Today, busy organisations are constantly trying to implement change to stay ahead of competition today. As complexity increases, change management can become a slow and tricky process, often involving tens or even hundreds of individual projects being executed in close environments and with constricted resources.
Because of this challenge the practice of ordering these projects under collections of programs and portfolios has grown in popularity as a way to improve growth, resource allocation, and impact; but how should this be applied to you and your organisation’s change management systems? This article aims to help answer this question by identifying the key difference between projects, programs, and portfolios.
What are they?
Projects are the coordination of a temporary goal within an organisation to achieve an outcome. The activity can aim to generate a wide range of outcomes:
· Create an original, component or enhancement of a product
· Provide a service or the capability to perform a service
· Produce information or knowledge in the form of research
The purpose of the project may be independent of all other running or completed projects, but it can also be part of larger goals within an organisation contributing its outcome alongside other projects towards a more complex goal.
Programs are a collection of projects that are grouped together on the basis of one unifying strategic goal for the purpose of achieving greater change and impact. This is achieved by acting as a communicator between projects to analyse the most effective uses of available resources and potential cross-impact of projects within the program.
By grouping projects based on their shared purpose the program can generate outcomes not accessible by managing projects individually. The program also helps the organisation to collaborate the results with business-as-usual operations.
Portfolios are the highest level of strategic oversight in change management. They are predominantly about choosing the right projects for the organisation’s needs. They will also ensure that resource demand for projects can be aligned with resource availability before projects are initialised. A portfolio should be orientated around achieving a set of strategic business transformation goals for the organisations; this includes the business-as-usual operations in conjunction with all projects under the portfolio.
What are the key differences?
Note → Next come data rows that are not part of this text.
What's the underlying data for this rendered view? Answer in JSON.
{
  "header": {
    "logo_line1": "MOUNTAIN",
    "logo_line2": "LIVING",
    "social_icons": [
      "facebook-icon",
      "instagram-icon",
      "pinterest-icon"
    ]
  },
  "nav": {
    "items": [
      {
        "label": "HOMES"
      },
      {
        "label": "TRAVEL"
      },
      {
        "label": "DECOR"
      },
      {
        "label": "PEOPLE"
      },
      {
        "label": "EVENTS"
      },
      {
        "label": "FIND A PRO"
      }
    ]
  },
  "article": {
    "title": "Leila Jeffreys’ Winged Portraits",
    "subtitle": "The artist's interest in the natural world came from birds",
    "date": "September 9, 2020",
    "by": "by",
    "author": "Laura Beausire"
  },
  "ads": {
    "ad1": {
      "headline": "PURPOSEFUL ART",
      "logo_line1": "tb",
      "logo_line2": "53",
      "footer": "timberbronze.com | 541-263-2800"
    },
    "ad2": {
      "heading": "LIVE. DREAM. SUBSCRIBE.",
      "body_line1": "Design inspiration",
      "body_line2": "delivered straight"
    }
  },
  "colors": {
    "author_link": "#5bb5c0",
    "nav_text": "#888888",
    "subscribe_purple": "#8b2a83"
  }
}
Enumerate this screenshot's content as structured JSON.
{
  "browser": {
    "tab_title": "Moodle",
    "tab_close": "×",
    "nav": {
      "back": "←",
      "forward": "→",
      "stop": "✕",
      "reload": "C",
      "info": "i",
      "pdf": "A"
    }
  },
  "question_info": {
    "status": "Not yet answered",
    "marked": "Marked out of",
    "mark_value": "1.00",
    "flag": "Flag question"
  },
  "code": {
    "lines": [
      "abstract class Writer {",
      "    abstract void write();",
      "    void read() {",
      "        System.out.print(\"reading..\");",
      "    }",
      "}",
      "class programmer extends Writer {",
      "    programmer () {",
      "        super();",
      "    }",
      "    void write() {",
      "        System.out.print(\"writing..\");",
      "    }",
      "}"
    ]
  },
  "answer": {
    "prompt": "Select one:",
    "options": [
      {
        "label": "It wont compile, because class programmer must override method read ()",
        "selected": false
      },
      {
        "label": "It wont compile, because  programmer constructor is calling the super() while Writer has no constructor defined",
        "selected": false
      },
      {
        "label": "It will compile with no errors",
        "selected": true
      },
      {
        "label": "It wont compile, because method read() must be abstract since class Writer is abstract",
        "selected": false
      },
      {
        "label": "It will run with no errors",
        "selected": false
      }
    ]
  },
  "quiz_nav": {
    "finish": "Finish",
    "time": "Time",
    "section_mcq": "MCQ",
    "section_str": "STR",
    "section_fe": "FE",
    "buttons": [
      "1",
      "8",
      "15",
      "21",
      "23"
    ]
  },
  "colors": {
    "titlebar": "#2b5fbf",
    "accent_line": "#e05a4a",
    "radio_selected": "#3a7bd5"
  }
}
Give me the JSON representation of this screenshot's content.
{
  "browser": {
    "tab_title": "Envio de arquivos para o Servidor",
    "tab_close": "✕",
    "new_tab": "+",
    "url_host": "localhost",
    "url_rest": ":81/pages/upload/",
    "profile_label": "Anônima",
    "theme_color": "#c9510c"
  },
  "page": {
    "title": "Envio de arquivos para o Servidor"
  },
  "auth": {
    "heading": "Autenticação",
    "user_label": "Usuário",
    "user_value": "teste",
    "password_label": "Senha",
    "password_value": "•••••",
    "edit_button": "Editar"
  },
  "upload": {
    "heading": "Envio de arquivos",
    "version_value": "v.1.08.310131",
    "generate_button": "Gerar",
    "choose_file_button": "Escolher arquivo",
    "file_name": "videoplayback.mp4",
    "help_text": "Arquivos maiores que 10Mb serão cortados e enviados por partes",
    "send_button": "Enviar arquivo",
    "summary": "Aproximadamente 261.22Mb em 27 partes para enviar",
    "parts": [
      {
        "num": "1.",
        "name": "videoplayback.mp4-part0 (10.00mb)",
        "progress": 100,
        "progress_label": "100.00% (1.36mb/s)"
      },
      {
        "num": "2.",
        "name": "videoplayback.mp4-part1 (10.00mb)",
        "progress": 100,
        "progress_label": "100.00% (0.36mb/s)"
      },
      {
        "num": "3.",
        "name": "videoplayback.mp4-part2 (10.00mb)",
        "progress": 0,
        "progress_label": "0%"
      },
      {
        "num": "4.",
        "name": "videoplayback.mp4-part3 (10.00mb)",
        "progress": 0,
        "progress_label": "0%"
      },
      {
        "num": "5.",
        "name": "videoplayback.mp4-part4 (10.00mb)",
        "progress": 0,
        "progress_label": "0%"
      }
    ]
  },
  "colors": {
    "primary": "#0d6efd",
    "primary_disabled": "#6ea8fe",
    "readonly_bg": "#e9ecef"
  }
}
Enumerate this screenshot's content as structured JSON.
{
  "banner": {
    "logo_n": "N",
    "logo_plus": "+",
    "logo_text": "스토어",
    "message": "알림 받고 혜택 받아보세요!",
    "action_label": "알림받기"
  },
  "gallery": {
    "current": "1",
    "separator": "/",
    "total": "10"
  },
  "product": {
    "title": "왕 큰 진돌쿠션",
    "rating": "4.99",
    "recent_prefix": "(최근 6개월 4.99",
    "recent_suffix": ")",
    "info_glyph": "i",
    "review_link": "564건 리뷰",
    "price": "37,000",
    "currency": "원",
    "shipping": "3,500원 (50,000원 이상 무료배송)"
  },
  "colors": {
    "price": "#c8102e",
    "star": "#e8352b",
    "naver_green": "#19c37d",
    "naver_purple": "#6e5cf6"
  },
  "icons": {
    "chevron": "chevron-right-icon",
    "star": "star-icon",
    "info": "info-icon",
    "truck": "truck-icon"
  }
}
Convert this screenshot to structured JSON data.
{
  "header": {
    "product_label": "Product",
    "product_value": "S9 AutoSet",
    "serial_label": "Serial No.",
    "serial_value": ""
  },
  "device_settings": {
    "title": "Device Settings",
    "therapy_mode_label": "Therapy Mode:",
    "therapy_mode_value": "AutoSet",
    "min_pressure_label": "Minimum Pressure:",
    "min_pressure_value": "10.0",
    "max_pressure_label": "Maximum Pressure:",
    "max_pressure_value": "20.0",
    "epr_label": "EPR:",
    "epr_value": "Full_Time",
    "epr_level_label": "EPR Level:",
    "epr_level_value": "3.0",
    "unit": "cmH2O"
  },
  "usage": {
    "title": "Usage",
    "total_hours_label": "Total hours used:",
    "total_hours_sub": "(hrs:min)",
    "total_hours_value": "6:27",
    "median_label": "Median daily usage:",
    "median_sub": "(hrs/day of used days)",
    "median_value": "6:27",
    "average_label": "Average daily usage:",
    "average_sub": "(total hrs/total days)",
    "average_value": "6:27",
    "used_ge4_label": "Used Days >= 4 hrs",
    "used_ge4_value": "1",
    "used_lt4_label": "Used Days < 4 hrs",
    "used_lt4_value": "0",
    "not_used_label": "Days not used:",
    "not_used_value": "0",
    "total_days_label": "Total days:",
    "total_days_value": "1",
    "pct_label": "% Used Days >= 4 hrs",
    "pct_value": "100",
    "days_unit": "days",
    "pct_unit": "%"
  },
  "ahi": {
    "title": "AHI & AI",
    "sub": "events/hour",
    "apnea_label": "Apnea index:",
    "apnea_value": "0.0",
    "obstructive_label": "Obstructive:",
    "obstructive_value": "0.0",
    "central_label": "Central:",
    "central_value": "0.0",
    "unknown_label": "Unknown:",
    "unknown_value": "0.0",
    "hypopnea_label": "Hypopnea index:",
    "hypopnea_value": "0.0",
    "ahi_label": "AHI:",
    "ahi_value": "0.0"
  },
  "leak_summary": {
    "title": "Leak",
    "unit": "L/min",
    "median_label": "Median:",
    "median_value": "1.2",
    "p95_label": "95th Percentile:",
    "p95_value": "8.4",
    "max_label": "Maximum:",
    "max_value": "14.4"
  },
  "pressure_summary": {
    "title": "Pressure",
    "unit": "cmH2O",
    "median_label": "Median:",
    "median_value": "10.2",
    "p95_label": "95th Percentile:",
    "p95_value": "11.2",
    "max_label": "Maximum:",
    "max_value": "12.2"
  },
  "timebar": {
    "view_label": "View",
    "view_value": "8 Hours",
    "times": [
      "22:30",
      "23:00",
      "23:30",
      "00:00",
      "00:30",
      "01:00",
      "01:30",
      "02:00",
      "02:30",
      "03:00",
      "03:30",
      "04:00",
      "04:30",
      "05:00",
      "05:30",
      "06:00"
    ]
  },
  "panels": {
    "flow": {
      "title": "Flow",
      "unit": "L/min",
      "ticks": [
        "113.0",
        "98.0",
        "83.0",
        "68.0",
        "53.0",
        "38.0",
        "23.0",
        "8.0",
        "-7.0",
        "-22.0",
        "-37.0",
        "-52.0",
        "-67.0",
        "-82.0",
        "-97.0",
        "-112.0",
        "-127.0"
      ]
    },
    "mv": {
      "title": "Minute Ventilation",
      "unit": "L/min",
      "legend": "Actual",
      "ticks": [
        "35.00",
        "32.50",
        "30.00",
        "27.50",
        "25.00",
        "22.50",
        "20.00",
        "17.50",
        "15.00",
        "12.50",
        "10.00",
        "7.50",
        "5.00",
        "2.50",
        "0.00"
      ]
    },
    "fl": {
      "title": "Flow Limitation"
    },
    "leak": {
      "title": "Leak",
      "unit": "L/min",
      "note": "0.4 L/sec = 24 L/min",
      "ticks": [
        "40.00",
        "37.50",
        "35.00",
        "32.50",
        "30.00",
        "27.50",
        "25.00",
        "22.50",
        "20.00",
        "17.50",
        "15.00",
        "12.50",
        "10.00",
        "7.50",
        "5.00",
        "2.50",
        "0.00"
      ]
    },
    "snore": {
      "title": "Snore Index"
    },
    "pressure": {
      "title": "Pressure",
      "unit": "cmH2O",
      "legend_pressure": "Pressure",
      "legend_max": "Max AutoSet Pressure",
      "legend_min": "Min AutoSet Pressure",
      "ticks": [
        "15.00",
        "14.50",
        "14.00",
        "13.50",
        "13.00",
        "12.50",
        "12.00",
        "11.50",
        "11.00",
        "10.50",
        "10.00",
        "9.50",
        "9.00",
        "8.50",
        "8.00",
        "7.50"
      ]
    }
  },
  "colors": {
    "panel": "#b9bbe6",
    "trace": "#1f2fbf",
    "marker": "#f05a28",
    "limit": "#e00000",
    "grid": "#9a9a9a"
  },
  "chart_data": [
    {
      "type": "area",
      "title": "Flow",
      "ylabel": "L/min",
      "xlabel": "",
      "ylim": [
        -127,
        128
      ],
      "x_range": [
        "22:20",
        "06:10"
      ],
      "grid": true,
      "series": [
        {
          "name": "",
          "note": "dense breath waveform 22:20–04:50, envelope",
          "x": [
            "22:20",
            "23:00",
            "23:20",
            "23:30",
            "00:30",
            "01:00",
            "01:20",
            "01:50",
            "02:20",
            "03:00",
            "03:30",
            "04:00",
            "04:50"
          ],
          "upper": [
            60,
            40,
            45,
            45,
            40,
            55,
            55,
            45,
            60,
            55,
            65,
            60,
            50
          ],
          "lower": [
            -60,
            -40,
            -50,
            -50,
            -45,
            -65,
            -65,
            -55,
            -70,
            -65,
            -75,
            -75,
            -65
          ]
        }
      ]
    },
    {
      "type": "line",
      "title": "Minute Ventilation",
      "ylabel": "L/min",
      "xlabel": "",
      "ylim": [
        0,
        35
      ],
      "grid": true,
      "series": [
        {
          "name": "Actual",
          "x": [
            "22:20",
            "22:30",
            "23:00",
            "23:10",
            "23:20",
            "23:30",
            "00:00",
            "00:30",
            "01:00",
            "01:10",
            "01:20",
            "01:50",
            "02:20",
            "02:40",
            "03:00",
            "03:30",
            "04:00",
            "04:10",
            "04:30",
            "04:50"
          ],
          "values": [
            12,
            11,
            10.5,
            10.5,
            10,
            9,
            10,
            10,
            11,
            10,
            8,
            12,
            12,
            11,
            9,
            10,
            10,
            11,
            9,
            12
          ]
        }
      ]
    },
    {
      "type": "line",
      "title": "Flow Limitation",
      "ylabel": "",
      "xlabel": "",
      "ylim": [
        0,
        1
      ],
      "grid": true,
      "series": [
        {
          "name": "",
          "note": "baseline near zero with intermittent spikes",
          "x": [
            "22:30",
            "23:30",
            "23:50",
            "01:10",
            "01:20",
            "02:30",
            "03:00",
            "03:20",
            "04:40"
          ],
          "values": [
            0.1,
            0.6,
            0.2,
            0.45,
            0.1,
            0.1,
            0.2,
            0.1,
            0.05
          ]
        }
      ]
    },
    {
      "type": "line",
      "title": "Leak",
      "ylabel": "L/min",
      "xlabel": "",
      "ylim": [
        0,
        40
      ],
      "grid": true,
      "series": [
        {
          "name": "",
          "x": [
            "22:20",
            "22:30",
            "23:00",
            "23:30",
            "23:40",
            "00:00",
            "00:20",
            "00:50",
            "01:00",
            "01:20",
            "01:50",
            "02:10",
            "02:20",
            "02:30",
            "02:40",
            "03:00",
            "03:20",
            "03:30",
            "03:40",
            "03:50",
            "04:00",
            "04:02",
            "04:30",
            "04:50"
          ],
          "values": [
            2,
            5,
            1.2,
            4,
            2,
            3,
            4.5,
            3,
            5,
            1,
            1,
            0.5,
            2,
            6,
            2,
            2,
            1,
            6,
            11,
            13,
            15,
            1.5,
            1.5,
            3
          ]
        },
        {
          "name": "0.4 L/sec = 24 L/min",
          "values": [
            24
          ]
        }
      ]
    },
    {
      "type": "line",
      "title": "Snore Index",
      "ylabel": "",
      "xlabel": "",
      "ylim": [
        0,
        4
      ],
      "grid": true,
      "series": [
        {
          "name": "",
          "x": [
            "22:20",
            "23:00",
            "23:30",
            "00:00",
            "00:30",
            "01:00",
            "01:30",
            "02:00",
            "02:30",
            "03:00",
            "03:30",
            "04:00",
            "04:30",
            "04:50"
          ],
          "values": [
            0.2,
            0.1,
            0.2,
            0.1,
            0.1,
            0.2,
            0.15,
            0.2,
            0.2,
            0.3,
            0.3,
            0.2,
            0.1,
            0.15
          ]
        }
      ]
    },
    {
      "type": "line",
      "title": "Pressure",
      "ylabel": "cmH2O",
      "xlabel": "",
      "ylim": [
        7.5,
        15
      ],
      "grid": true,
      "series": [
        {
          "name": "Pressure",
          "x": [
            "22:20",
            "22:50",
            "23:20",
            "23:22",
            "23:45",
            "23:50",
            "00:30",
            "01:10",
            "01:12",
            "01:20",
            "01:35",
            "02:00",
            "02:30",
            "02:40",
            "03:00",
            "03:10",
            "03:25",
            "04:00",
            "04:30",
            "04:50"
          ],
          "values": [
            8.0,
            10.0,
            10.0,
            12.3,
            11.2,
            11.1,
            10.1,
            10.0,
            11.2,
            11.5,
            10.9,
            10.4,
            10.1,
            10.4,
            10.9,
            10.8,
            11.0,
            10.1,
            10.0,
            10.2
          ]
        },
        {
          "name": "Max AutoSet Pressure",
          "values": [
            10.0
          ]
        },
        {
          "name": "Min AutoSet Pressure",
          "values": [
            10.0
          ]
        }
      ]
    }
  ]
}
This difference between these three management systems is best understood as pyramid (add link to the infographic here) – projects making the base, coordinated into programs which are overseen by a portfolio(s) which then contribute to an organisations strategic goals. Despite the focus on different levels of change management it is important to remember that all of this is for the purpose of achieving long term strategic goals such as competitiveness, growth, or sustainability.
The reason for implementing multiple levels of management (and the biggest difference between managing styles) is to enable each level to focus on different objectives, ultimately contributing to the overall strategic goals:
Portfolio Managers: “Doing the right thing”
Despite sounding vague this management level objective arguably delivers the most value to an organisation in the long run. By creating a formal approach to the orchestration, prioritisation, and resource allocation of projects within the organisation a project portfolio manager (PPM) can more easily analyse the potential value from programs and their respective projects.
The PPM is less concerned about whether or not projects are going well or creating interdependencies and more that all available resources are being utilised in a way that best promotes the overall strategic goals of the company alongside business-as-usual activities.
Program Managers: “Realise the benefits”
The Program Management Office’s goal is to coordinate projects that either have a shared goal or an interdependency. Unlike a project manager, program managers should not focus on day-to-day challenges faced by projects but instead on project performance and how that performance is affecting the broader goals of the organisation.
In general, the focus should be coordinating initialised projects and communicating between them to manage interdependencies, shared resources and cumulative products (i.e. the completion of one project outcome is needed in the development of another)
Project Managers: “Doing things right”
This means the project manager is not focused on the strategic impact of their work but purely on value delivered/created within the scope of the project. By narrowing responsibilities, the project manager can focus on working efficiently, keeping costs as low as reasonably possible and keeping output at the highest quality level without dealing with conflict between the needs of other projects.
As we said, creating change in busy organisations is increasingly difficult. As your organisation grows, so will the number of moving parts and interested parties trying to exert influence and achieve their professional goals. By developing a change management system to incorporate the three central levels discussed in this article you can:
· Increase output from individual projects
· Create long term growth with clear vision
· Prevent bureaucratic gridlock causing stagnation
Staying competitive is difficult enough sustaining your business-as-usual activities without being impeded by additional challenges of creating effective change and innovation within your organisation. By understanding how not just projects, but also how portfolios and programs work will enable your business to optimise your resources into leading the industry instead of trying to keep up.If you are looking to improve your organisation’s project management or change management structures, talk to our team at www.i2a.co.uk/contact for advice and support.